Jaylen Early loves being a part of this offensive line.
“An offensive line class that big, that’s like a blessing,” he said. “It is always cool to have that many dudes in the same grade, the same position, the same things you are going through. I feel like I am blessed.”
Early said his fellow linemen were excited when Armella committed and thrilled again when Antavious Woody, a 6-3, 297-pound four-star guard from Lafayette, Ala., qualified academically. Armella and Woody are both four-star players, according to Rivals. Armella is rated the No. 7 tackle in the nation, while Woody is rated the No. 17 guard.
“We were going crazy. We are going to put Florida State back on the map,” he said. “This offensive line class is going to bring (the Seminoles) back to where they are supposed to be.”
Bold statement. Early doesn’t back down and he’s not shy about why.
“It is a brotherhood,” he said. “We’ve all been talking. When we committed that’s when we all got close. We’ve all been texting. We all talk. We pick each other up. I see their work ethic. I see my brothers’ work. I see them lift. I see them run. I see how bad they want it. I admire them. If we keep doing what we’re doing, we’re going to do something very special. That’s why I’m confident.”
Armella also sees the potential. “My favorite part of campus is the people. That’s the main reason why I came here,” he said. “I’ve got a bunch of teammates I am now turning into my brothers. Got a bunch of guys who have the same mindset and goals as me and that uplifts you every single day to go out there and be great. Being around these guys, I feel like I’m home.”
The ranking of these offensive linemen, at least according to Rivals, would support a more-optimistic outlook up front as all six were ranked among the top 50 players, three at tackle and three at guard. In addition to Armella earning Rivals’ No. 7 ranking at tackle, No. 33 tackle Daughtry Richardson, a 6-5, 286-pounder entered early, and Early is the No. 46 tackle in the 2022 class. The Seminoles also signed three of the top 50 guards according to Rivals — No. 16 Sapp, No. 17 Woody and No. 34 Kanaya Charlton, a 6-4, 330-pound early entry.
Acknowledging the work ahead

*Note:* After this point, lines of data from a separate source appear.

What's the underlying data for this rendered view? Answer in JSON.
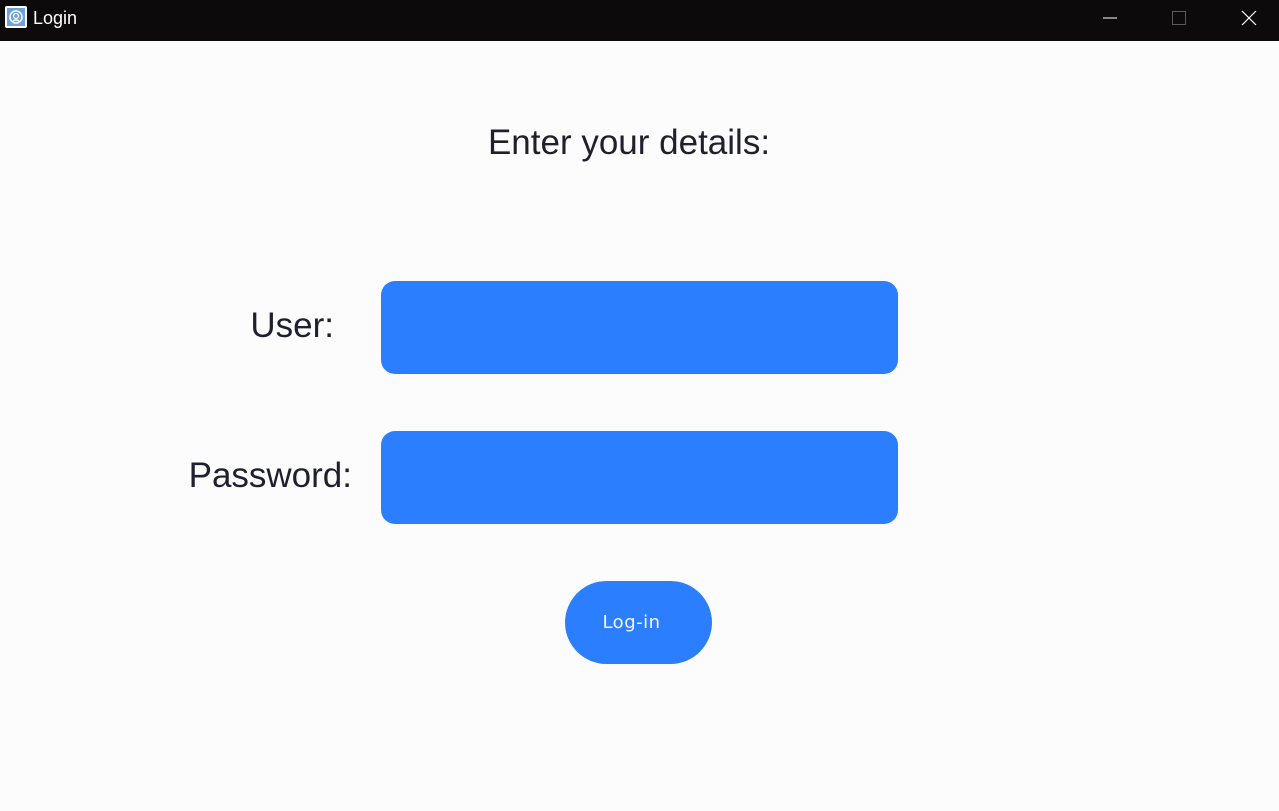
{
  "window": {
    "title": "Login",
    "icon": "app-icon",
    "controls": {
      "minimize_icon": "minimize-icon",
      "maximize_icon": "maximize-icon",
      "close_icon": "close-icon"
    }
  },
  "form": {
    "heading": "Enter your details:",
    "user_label": "User:",
    "user_value": "",
    "password_label": "Password:",
    "password_value": "",
    "submit_label": "Log-in"
  },
  "colors": {
    "titlebar": "#0d0a0b",
    "background": "#fcfcfd",
    "accent": "#2b7fff",
    "text": "#1f1f2e"
  }
}
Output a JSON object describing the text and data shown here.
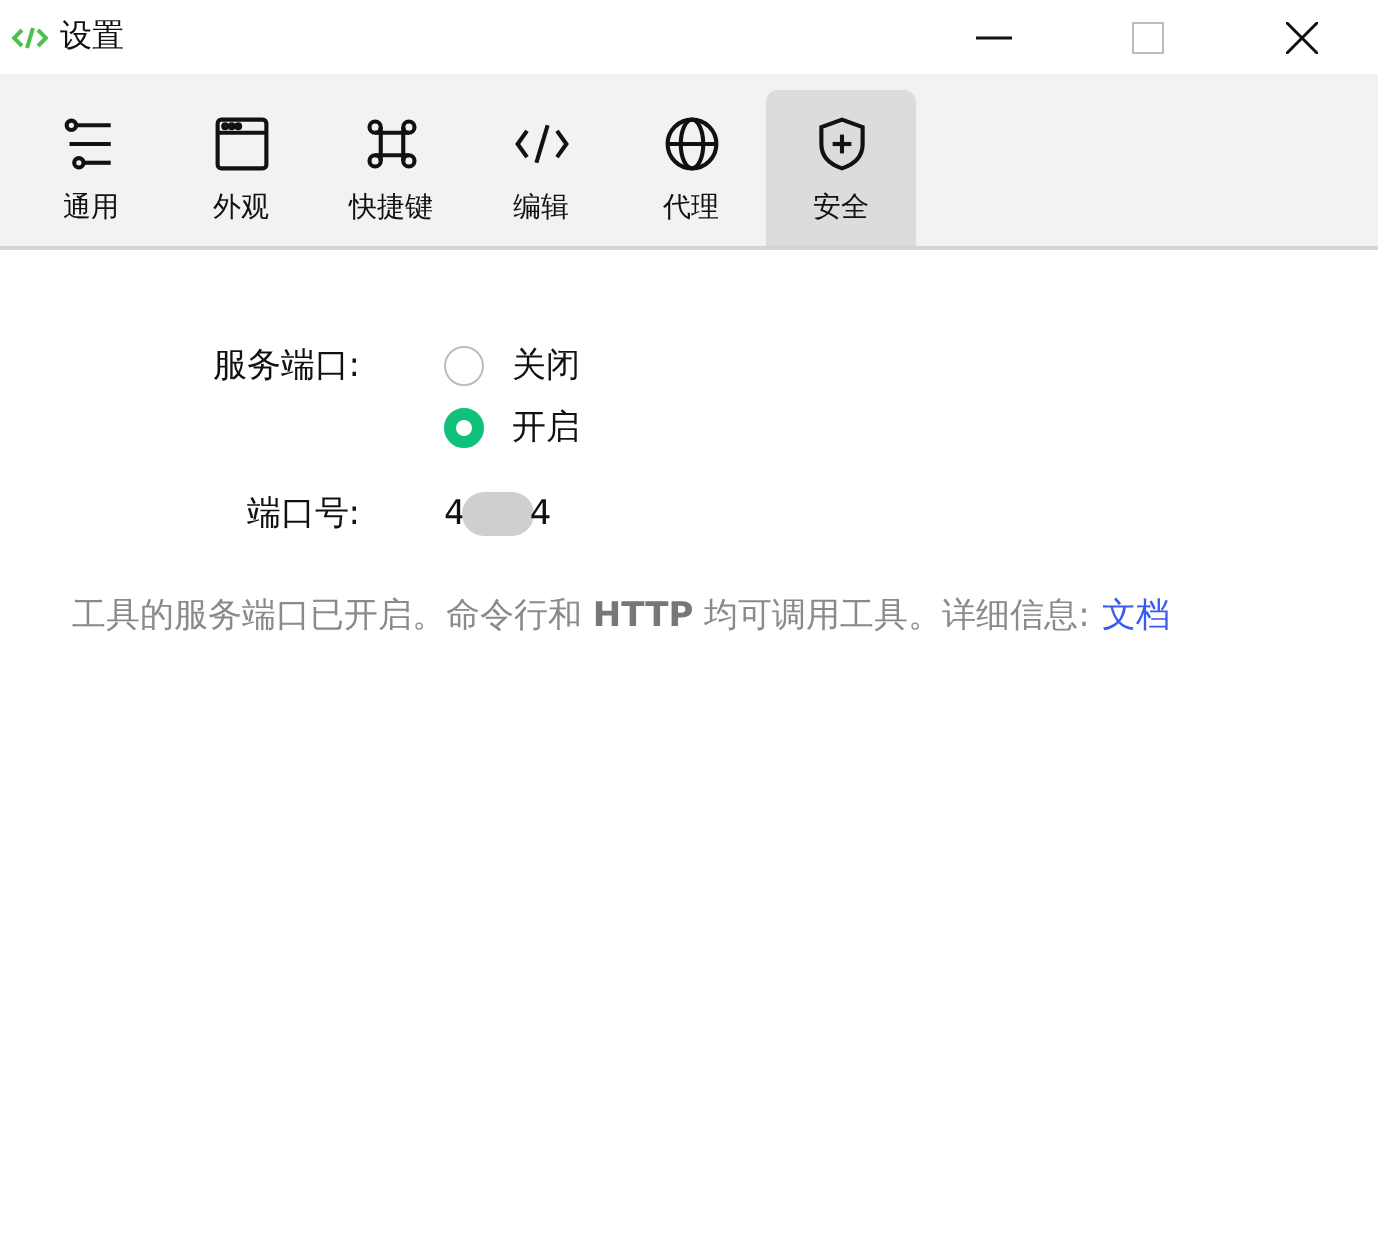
{
  "window": {
    "title": "设置"
  },
  "tabs": [
    {
      "label": "通用",
      "kind": "sliders",
      "selected": false
    },
    {
      "label": "外观",
      "kind": "window",
      "selected": false
    },
    {
      "label": "快捷键",
      "kind": "command",
      "selected": false
    },
    {
      "label": "编辑",
      "kind": "code",
      "selected": false
    },
    {
      "label": "代理",
      "kind": "globe",
      "selected": false
    },
    {
      "label": "安全",
      "kind": "shield",
      "selected": true
    }
  ],
  "service_port": {
    "label": "服务端口:",
    "options": [
      {
        "label": "关闭",
        "selected": false
      },
      {
        "label": "开启",
        "selected": true
      }
    ]
  },
  "port_number": {
    "label": "端口号:",
    "value_start": "4",
    "value_end": "4"
  },
  "info": {
    "text": "工具的服务端口已开启。命令行和 **HTTP** 均可调用工具。详细信息:",
    "link": "文档"
  }
}
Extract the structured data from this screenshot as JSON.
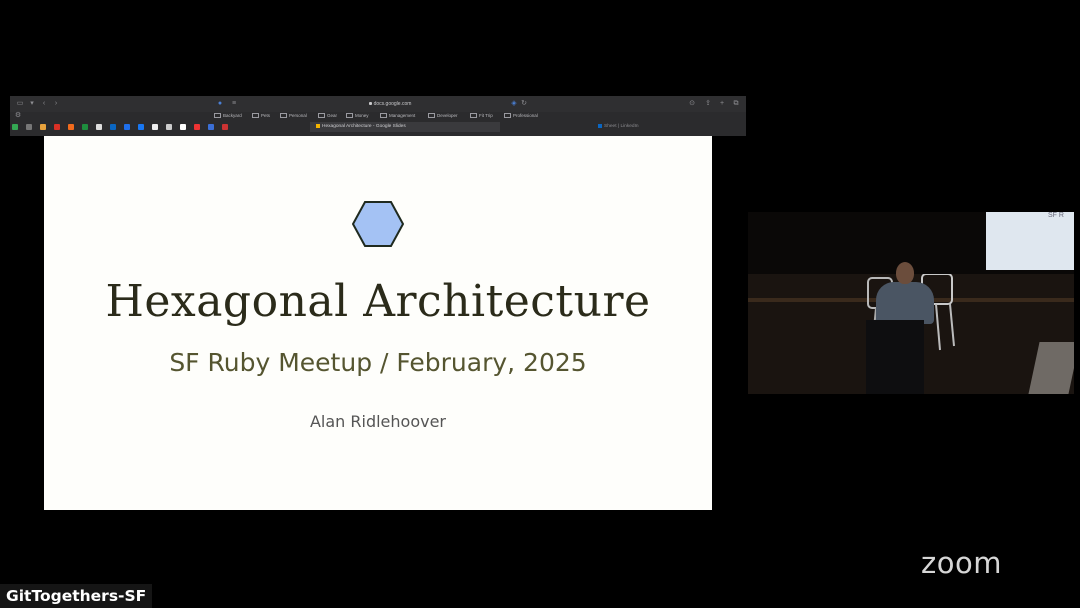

As you’ve probably already noted, Atkins has made each of the incoming players aware of their weaknesses as well as their strength. Each of the players interviewed have embraced the critique and chosen to come to Florida State because they believe Atkins can help them improve.
“I know what my problems are,” Gamecock tackle Turnetine said. “My strength is the run game. My weakness is in pass protection. Coach Atkins has offered me different theories and different tools to properly coach pass protection at its finest, which is what I need and what brought me to Tallahassee. The love and attention to detail from him, so many different tools and methods to do one job.”
There’s always room for improvement, Turnetine said. “It’s like my father always says: ‘You have to be a sponge in this world,’ So I’m not going to back away from new methods, new techniques, whether it is a strength or a weakness.”